The modern era has ushered in a host of technologies that allow people to enjoy more time in the comfort of their own homes. Americans now spend an average of 87 percent of their daily lives indoors, according to a study on human activities sponsored by the Environmental Protection Agency (EPA). When you’re relaxing at home with your family, the last thing you want to worry about is indoor air pollution, yet the air inside most homes is more polluted than the air outside. The following tips can help you avoid the health risks associated with poor indoor air quality by identifying and addressing its causes.
Closing the Door on Allergens
Exposure to indoor pollutants poses long-term health hazards for every family member, but contaminants like dust mites, pollen, animal dander are particularly troublesome for those with allergies, asthma and other respiratory conditions. Allergens often hitch a ride indoors on clothing and belongings. Use these strategies to help keep allergens at bay:
- Designate a spot near the door to stash shoes, coats, bags and backpacks
- Keep allergens out of your bed by washing bedding weekly in hot water.
- Clean carpets and rugs regularly using a vacuum equipped with a HEPA filter.
- Keep windows closed during allergy season and use your air conditioner to circulate pre-filtered air.
A Volatile Pollution Problem
Some of the pollutants most dangerous to human health are substances known collectively as volatile organic compounds (VOCs). Many household products and building materials emit gases that include harmful contaminants like formaldehyde, benzene and methylene chloride. Items that harbor VOCs range from paints and solvents to pesticides and air fresheners. Proper use of products containing VOCs in the key to limiting your exposure. Use them in well-ventilated areas, read any warning labels and store the items safely away from living areas.
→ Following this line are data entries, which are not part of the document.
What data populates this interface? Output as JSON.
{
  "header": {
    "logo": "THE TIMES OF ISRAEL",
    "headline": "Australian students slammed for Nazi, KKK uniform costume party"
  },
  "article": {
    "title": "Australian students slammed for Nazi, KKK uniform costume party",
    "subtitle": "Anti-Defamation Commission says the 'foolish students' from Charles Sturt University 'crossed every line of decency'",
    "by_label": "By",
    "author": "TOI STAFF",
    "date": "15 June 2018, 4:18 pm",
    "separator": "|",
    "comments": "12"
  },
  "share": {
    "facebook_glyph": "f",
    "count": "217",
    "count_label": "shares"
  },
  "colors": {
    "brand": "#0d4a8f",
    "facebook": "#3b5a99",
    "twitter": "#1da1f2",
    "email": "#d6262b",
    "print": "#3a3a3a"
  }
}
Protection Against Particulates
When it comes to airborne contaminants, size matters. The EPA reports that particles less than 10 microns in size present the greatest danger because they easily pass deep into the lungs. Microns are so small that it takes around 500 of them to form the period at the end of this sentence.
Fortunately, a number of air purification products are available that are designed to trap, deactivate or even kill microscopic pathogens. A great example is Carrier’s Infinity air purification system, which captures and kills 95 percent of particulates as small as .30 microns. This award-winning air cleaner works with your existing forced-air HVAC system to clean the air up to eight times each hour.
Mold Prevention with UV Lights
An efficient air conditioner does a great job at cooling your home and keeping humidity levels balanced, but sometimes the indoor coil and condensate pan that collect moisture from the air can promote the growth of pollutants like mold, mildew and bacteria. Specialty UV lights use ultraviolet radiation to destroy these biological pollutants so that they won’t take up residence in your home.
Sealing Drafty Ductwork
The EPA estimates that up to 30 percent of the conditioned air that forced-air HVAC systems deliver is lost to leaky ductwork. All those cracks, gaps and loose connections allow pollutants entry into your home as well. The most effective way to seal ductwork is with the Aeroseal process, a technology developed by scientists at the Lawrence Berkeley National Laboratory:
- Under pressure, sealant is sprayed into the ducts as an aerosolized mist.
- The sealant collects at every gap, crack or hole to form an impenetrable barrier.
- In around an hour, your ductwork is completely sealed, blocking pollutants from entering your home.
At Ireland Heating & Air Conditioning, we’re here to ensure that you and your family always enjoy a safe, healthy and comfortable indoor environment. An Indoor Air Quality test from our highly trained experts offers you a quick and convenient way to detect airborne pollutants in your North Shore home. To learn more or to schedule service, check out our indoor air quality solutions or call 847-388-0108 today.